A big frustration for me when reviewing Pull Requests on GitHub is coming back to a PR you’ve already reviewed to check on recent changes and be greeted with “We went looking everywhere, but couldn’t find those commits”.
Why does this happen?
When you make additional changes to a PR the reviewer gets notified and when they head to the page it tries to show them the changes since they last looked. This is extremely useful when you are reviewing many PRs a day and changes may be happening days or weeks since you last looked.
However if you squash/rebase a PR and force push to the branch then GitHub doesn’t know how to show the delta changes because the commit history doesn’t match up with last time, so you get the unhelpful error.
Many folks squash/rebase and force push PRs out of a code hygiene habit. It’s nice to have the commit history on the
main branch consist of one descriptive commit per PR rather than many small commits based on review feedback. But this is an anti-pattern for the reviewer.
How does this make the review harder?
When greeted with this page the reviewer has to check what they last wrote, check whether there were any comments since then and then look at the full diff and try and figure out what has changed since the last time they saw it. Often I find this impossible to do unless I’ve seen the PR very recently, so I generally have to start my mental review process from the beginning and review everything in the PR as if it’s the first time I’ve seen it.
How can we avoid this?
In nearly every project I work on we set the “Squash and merge” button to be the default merge scheme for PRs.
In some projects we have even explicitly disabled the other options such as merge commits and rebasing.
This means that any time a PR is merged in we get the nice clean history on
main with one commit per PR. This allows PRs to be messy and evolve over time, they can have many of commits and change direction multiple times without worrying about polluting the history. Once merged the commit message will include the PR number, so if anyone wants to dive back into the history of how that change evolved they can.
This benefits contributors by removing the need for them to keep their PRs clean and tidy. As long as the PR title is descriptive and up to date everything will merge in nicely. It also means you can regularly pull from
main to keep your PR up to date without worrying about all the merge commits that get created.
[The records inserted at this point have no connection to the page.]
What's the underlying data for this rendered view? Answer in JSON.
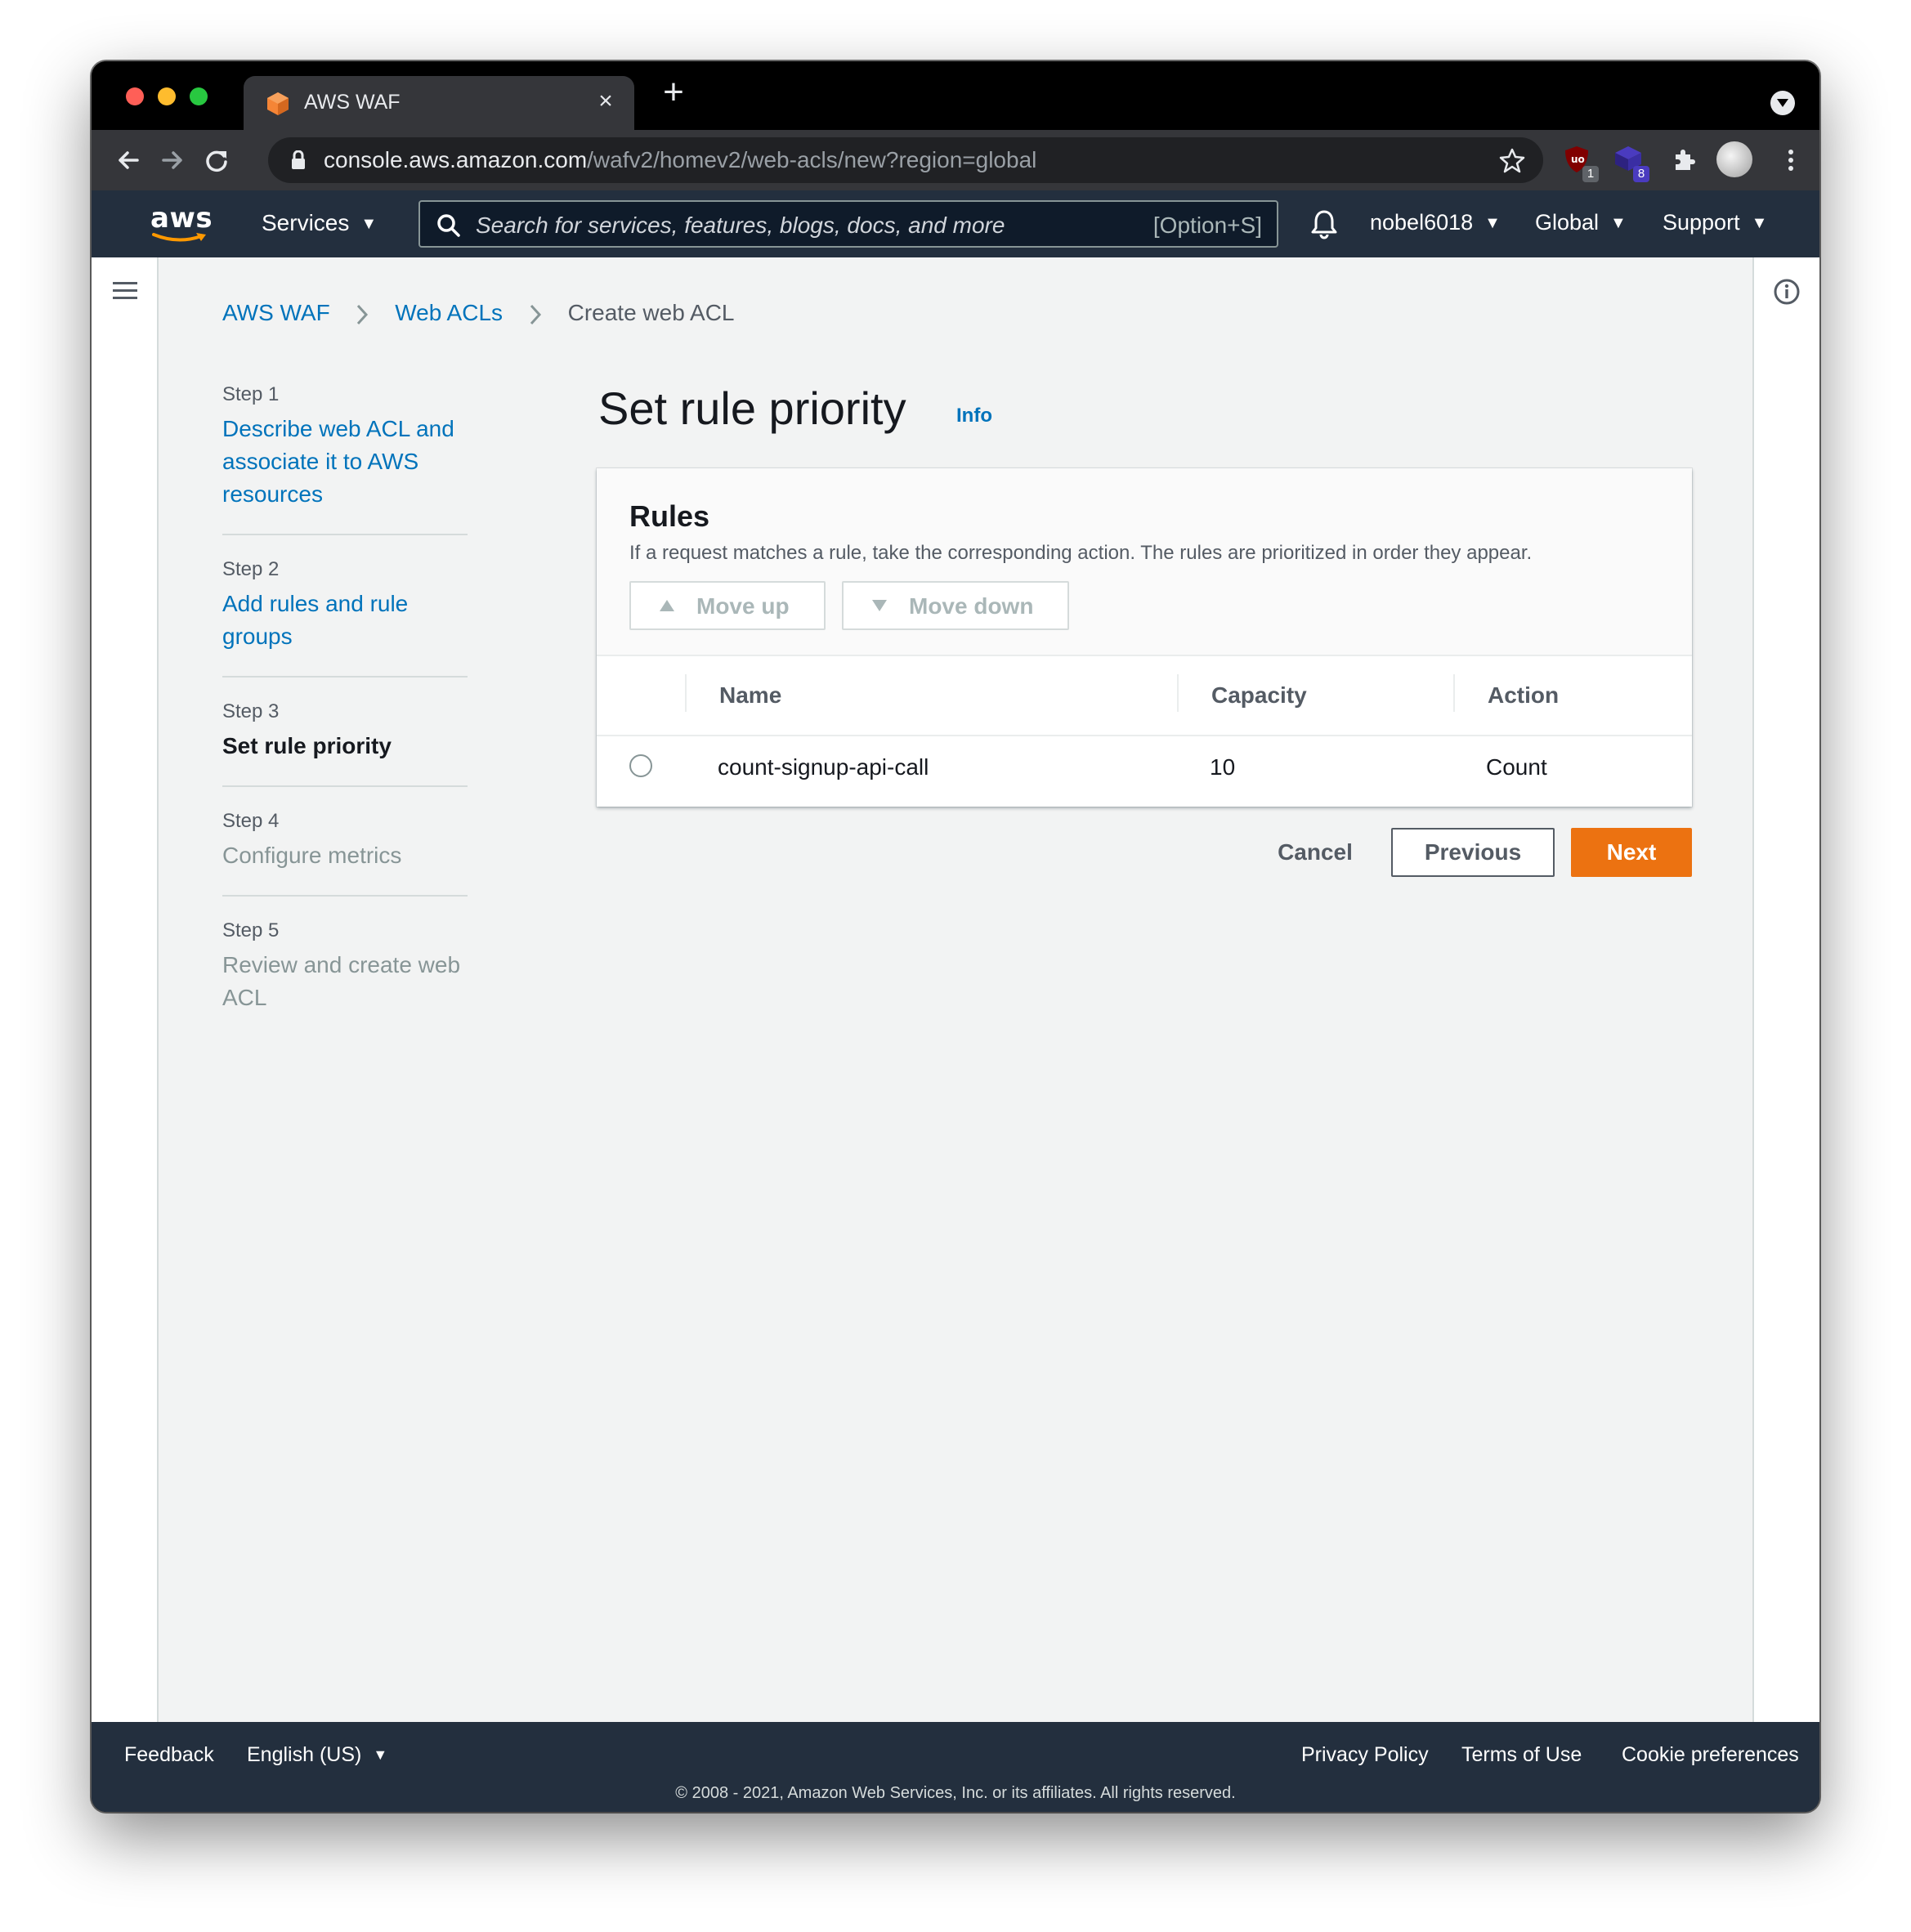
{
  "browser": {
    "tab_title": "AWS WAF",
    "tab_close": "×",
    "new_tab": "+",
    "url_host": "console.aws.amazon.com",
    "url_path": "/wafv2/homev2/web-acls/new?region=global",
    "ext_badges": {
      "ublock": "1",
      "cube": "8"
    }
  },
  "aws_header": {
    "logo": "aws",
    "services_label": "Services",
    "search_placeholder": "Search for services, features, blogs, docs, and more",
    "search_shortcut": "[Option+S]",
    "user": "nobel6018",
    "region": "Global",
    "support": "Support"
  },
  "breadcrumb": {
    "items": [
      "AWS WAF",
      "Web ACLs"
    ],
    "current": "Create web ACL"
  },
  "wizard_steps": [
    {
      "num": "Step 1",
      "label": "Describe web ACL and associate it to AWS resources",
      "state": "link"
    },
    {
      "num": "Step 2",
      "label": "Add rules and rule groups",
      "state": "link"
    },
    {
      "num": "Step 3",
      "label": "Set rule priority",
      "state": "current"
    },
    {
      "num": "Step 4",
      "label": "Configure metrics",
      "state": "disabled"
    },
    {
      "num": "Step 5",
      "label": "Review and create web ACL",
      "state": "disabled"
    }
  ],
  "main": {
    "title": "Set rule priority",
    "info": "Info",
    "rules_panel": {
      "title": "Rules",
      "description": "If a request matches a rule, take the corresponding action. The rules are prioritized in order they appear.",
      "move_up": "Move up",
      "move_down": "Move down",
      "columns": [
        "Name",
        "Capacity",
        "Action"
      ],
      "rows": [
        {
          "name": "count-signup-api-call",
          "capacity": "10",
          "action": "Count"
        }
      ]
    },
    "buttons": {
      "cancel": "Cancel",
      "previous": "Previous",
      "next": "Next"
    }
  },
  "footer": {
    "feedback": "Feedback",
    "language": "English (US)",
    "privacy": "Privacy Policy",
    "terms": "Terms of Use",
    "cookies": "Cookie preferences",
    "copyright": "© 2008 - 2021, Amazon Web Services, Inc. or its affiliates. All rights reserved."
  },
  "colors": {
    "aws_nav": "#232f3e",
    "link": "#0073bb",
    "primary_button": "#ec7211",
    "page_bg": "#f2f3f3"
  }
}
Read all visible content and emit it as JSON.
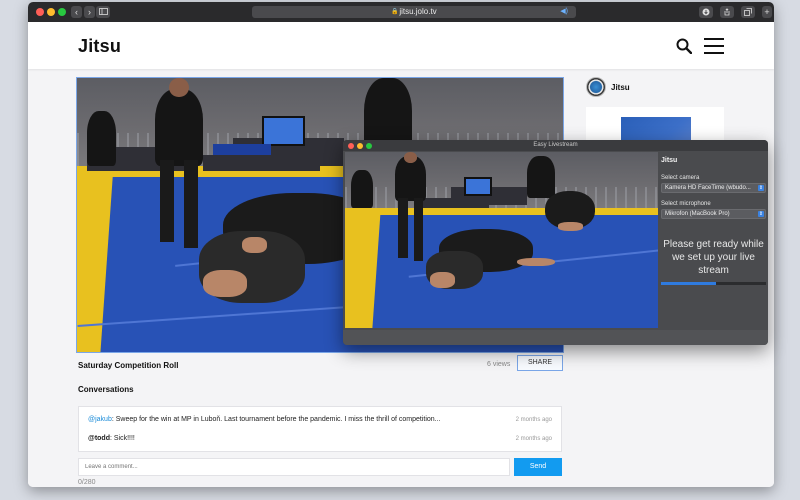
{
  "browser": {
    "url": "jitsu.jolo.tv",
    "nav_back": "‹",
    "nav_forward": "›",
    "sidebar_icon": "sidebar-icon",
    "download_icon": "download-icon",
    "share_icon": "share-icon",
    "tabs_icon": "tabs-icon",
    "plus_icon": "plus-icon"
  },
  "site": {
    "logo": "Jitsu"
  },
  "video": {
    "title": "Saturday Competition Roll",
    "views": "6 views",
    "share_label": "SHARE"
  },
  "conversations": {
    "title": "Conversations",
    "comments": [
      {
        "user": "@jakub",
        "text": ": Sweep for the win at MP in Luboň. Last tournament before the pandemic. I miss the thrill of competition...",
        "time": "2 months ago"
      },
      {
        "user": "@todd",
        "text": ": Sick!!!!",
        "time": "2 months ago"
      }
    ],
    "input_placeholder": "Leave a comment...",
    "send_label": "Send",
    "char_counter": "0/280"
  },
  "sidebar": {
    "channel_name": "Jitsu"
  },
  "livestream_panel": {
    "window_title": "Easy Livestream",
    "channel": "Jitsu",
    "camera_label": "Select camera",
    "camera_value": "Kamera HD FaceTime (wbudo...",
    "mic_label": "Select microphone",
    "mic_value": "Mikrofon (MacBook Pro)",
    "status": "Please get ready while we set up your live stream",
    "progress": 0.52
  },
  "colors": {
    "accent": "#129bf0",
    "link": "#1a8bd8",
    "progress": "#2f7bdf",
    "traffic_red": "#ff5f57",
    "traffic_yellow": "#febc2e",
    "traffic_green": "#28c840"
  }
}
I personally find this much easier than rebasing all the time.
Then also benefits reviewers by easily being able to see delta changes and how they relate to the feedback they gave previously without having to review the entire change every time they look at it.